Supplied records -
# # #
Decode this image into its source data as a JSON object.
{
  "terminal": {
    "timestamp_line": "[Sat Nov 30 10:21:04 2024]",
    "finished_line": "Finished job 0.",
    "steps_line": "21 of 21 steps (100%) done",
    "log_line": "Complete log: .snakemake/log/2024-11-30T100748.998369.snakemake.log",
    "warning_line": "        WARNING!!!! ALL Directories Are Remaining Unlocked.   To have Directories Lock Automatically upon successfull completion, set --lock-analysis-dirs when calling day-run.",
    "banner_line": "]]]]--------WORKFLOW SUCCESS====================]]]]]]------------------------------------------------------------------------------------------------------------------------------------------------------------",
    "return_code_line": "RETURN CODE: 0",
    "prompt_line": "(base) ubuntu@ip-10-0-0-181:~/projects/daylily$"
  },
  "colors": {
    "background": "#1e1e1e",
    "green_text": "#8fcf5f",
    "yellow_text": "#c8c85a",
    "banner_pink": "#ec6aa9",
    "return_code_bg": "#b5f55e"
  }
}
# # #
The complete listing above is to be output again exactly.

Decode this image into its source data as a JSON object.
{
  "terminal": {
    "timestamp_line": "[Sat Nov 30 10:21:04 2024]",
    "finished_line": "Finished job 0.",
    "steps_line": "21 of 21 steps (100%) done",
    "log_line": "Complete log: .snakemake/log/2024-11-30T100748.998369.snakemake.log",
    "warning_line": "        WARNING!!!! ALL Directories Are Remaining Unlocked.   To have Directories Lock Automatically upon successfull completion, set --lock-analysis-dirs when calling day-run.",
    "banner_line": "]]]]--------WORKFLOW SUCCESS====================]]]]]]------------------------------------------------------------------------------------------------------------------------------------------------------------",
    "return_code_line": "RETURN CODE: 0",
    "prompt_line": "(base) ubuntu@ip-10-0-0-181:~/projects/daylily$"
  },
  "colors": {
    "background": "#1e1e1e",
    "green_text": "#8fcf5f",
    "yellow_text": "#c8c85a",
    "banner_pink": "#ec6aa9",
    "return_code_bg": "#b5f55e"
  }
}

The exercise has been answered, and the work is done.